Public urged to keep on pressuring government on camping issue – by Wayne Snider (Timmins Daily Press – October 19, 2012)

The Daily Press is the city of Timmins broadsheet newspaper.

IROQUOIS FALLS – The Minister of Natural Resources is listening to what Northerners have to say about losing camping privileges at area provincial parks. But citizens need to keep pressuring the government to save these campsites.

This was the message conveyed at Friday’s meeting of the Northeastern Ontario Municipal Association (NEOMA) in Iroquois Falls.
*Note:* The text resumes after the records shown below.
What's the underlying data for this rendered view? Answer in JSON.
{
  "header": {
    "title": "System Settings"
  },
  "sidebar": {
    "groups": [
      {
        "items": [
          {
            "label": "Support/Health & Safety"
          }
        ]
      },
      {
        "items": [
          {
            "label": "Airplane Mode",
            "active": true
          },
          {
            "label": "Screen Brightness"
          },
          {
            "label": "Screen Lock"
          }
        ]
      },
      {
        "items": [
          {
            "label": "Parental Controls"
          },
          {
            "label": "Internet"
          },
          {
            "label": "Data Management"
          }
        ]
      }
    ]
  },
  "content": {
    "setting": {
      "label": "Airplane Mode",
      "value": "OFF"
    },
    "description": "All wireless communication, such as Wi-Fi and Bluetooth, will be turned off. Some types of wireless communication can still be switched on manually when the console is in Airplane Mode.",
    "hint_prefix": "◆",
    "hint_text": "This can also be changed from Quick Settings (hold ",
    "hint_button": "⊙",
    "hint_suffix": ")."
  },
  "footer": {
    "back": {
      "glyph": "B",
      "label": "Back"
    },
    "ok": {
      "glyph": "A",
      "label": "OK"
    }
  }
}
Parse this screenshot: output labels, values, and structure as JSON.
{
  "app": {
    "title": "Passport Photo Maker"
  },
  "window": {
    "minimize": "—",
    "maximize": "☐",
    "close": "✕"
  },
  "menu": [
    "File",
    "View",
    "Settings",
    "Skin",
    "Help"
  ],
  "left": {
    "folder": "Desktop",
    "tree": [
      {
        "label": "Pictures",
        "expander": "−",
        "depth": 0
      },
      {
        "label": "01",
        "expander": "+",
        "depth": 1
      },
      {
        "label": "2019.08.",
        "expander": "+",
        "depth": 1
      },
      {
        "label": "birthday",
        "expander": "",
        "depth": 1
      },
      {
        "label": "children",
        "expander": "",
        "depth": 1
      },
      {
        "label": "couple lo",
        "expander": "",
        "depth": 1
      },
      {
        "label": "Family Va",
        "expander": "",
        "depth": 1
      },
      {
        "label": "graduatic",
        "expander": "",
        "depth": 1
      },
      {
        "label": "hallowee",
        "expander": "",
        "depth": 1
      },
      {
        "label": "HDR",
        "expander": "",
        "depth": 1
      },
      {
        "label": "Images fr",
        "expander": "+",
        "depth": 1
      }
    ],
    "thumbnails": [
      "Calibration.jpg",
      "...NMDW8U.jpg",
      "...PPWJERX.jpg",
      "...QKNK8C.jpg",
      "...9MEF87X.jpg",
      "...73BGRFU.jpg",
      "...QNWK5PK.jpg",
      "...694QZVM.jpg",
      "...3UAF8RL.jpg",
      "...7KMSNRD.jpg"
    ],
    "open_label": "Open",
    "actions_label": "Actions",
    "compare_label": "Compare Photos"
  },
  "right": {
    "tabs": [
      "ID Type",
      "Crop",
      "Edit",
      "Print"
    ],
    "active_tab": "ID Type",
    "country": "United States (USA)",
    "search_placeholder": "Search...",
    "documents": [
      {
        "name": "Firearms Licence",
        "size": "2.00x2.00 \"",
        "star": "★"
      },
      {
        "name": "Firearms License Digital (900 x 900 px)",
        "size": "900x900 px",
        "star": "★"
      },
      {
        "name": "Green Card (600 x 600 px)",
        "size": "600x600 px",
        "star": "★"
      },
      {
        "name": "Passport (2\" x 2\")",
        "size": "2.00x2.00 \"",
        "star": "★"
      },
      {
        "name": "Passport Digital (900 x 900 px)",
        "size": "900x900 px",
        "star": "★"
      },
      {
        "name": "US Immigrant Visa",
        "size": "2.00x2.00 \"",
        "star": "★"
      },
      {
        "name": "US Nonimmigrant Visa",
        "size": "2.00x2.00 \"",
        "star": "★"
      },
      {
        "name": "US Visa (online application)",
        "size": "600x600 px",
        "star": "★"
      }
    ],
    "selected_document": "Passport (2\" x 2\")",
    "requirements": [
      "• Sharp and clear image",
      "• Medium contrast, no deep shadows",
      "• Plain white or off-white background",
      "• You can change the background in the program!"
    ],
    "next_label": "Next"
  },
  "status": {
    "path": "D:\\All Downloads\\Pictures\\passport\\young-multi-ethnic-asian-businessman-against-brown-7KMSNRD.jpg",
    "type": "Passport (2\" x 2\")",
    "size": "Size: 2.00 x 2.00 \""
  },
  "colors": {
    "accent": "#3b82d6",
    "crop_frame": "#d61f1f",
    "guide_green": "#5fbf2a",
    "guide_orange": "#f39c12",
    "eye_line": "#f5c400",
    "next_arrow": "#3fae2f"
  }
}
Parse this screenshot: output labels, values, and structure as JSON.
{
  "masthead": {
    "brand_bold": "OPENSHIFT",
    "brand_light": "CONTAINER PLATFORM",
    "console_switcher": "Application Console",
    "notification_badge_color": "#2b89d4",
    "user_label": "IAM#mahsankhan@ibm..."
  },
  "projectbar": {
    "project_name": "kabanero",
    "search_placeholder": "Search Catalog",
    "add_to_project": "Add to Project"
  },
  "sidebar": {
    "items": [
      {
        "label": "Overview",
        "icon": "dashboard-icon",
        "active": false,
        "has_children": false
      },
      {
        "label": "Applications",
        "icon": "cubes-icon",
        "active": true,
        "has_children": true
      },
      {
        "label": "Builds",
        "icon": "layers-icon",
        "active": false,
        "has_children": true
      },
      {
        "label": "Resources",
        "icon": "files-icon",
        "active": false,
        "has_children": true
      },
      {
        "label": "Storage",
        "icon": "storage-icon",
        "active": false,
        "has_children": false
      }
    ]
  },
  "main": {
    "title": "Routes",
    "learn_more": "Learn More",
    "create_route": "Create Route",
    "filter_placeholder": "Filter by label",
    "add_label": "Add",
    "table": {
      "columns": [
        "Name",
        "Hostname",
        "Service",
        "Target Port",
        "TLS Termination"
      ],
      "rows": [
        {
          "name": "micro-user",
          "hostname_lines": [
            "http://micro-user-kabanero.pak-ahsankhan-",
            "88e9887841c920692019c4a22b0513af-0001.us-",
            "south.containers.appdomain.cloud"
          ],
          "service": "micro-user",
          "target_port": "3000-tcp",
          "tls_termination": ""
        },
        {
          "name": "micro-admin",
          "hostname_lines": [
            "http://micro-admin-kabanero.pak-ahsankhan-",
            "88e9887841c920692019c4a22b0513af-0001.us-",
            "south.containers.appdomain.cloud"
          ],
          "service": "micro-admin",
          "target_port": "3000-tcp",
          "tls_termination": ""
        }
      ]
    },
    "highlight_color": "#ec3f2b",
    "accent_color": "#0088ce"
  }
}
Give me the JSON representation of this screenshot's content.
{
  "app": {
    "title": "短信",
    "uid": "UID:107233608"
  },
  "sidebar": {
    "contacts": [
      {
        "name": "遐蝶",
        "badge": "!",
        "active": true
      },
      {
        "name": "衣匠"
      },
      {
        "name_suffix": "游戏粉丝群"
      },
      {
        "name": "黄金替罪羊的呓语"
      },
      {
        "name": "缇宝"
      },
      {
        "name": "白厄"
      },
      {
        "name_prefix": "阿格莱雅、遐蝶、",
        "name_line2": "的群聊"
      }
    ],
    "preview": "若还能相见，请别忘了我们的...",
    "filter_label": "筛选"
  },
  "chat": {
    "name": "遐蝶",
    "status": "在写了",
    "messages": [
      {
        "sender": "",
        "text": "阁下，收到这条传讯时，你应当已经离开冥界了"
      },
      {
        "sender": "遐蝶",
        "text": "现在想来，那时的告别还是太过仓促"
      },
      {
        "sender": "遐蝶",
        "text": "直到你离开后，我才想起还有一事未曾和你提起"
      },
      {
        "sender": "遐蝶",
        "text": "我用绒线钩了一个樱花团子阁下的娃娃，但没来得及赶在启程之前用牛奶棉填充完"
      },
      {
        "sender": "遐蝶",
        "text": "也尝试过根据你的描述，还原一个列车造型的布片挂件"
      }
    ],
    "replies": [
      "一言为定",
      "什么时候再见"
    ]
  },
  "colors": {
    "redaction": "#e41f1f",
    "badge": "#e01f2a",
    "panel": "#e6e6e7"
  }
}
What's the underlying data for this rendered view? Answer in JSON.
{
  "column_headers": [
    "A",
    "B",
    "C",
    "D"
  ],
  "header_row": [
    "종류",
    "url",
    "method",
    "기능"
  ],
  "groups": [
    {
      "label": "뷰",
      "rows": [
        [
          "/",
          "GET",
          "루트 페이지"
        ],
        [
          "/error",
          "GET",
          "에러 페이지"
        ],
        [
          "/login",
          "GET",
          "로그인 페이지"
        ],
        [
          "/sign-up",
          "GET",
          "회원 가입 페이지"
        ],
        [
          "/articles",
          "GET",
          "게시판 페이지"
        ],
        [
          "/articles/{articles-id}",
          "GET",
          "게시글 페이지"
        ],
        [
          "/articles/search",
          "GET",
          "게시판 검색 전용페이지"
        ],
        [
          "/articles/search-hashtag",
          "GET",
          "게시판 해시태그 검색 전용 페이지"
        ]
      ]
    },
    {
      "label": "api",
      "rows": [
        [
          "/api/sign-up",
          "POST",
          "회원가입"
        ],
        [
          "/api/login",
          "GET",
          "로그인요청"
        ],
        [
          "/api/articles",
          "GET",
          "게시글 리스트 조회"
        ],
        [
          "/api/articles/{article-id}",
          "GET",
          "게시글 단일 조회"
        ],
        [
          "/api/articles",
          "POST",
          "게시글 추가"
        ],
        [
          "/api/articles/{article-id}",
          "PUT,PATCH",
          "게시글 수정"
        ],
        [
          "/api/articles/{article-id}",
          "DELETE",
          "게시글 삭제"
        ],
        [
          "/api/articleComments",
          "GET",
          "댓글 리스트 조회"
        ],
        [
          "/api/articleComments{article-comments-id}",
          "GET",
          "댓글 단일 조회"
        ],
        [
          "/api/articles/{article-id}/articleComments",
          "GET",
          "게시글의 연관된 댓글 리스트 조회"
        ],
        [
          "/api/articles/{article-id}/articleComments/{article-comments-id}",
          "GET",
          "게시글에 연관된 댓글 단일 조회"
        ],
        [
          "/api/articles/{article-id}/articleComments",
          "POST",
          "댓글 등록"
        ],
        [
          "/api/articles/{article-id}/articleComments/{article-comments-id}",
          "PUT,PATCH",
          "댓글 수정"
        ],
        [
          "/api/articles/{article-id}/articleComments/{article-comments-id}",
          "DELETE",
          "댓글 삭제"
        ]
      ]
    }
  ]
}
On Thursday, Natural Resources Minister Michael Gravelle met with Timmins Mayor Tom Laughren, chairman of NEOMA, and Kapuskasing Mayor Al Spacek, president of the Federation of Northern Ontario Municipalities. This came on the heels of a meeting between Gravelle and MPP Gilles Bisson (NDP — Timmins-James Bay) on Monday.

Local provincial parks impacted by the cost-cutting decision include Ivanhoe Lake in Foleyet, Greenwater in Cochrane, Rene Brunelle in Kapuskasing, Fushimi Lake in Hearst, The Shoals in Chapleau and Tidewater in Moosonee. Other parks on the list are Caliper Lake in Nestor Falls, Mississagi in Elliot Lake, Obatang between Wawa and White River, and Springwater in Midhurst.

“What we included in our presentation was a little bit of dialogue on the discrepancies in the numbers by the province as to the cost of these parks and the revenue, based on the 2011 parks report created by the government … so that they need to re-check these numbers,” Laughren said at the meeting.

“We also talked about the impact this would have on Northerners … and at the public meeting in Timmins, they (members of the public) indicated they would be willing to participate in civil disobedience to save their parks.

“The third thing, we felt that if they had dialogue ahead of time that there are solutions to make up the funding.

“He was very receptive and is willing to look at some of the solutions we put forth in the document.”

Spacek, in a phone interview, talked about the presentation.

“The minister seemed impressed by the quality and calibre of the submission,” he said. “Their rationale is that these parks are too costly to run. We think they can break even or even turn a profit.”

Among the recommendations is an increase in the number of seasonal camping passes sold, which is currently limited to 25% of the total number of campsites.

For the rest of this column, please go to the Timmins Daily Press website: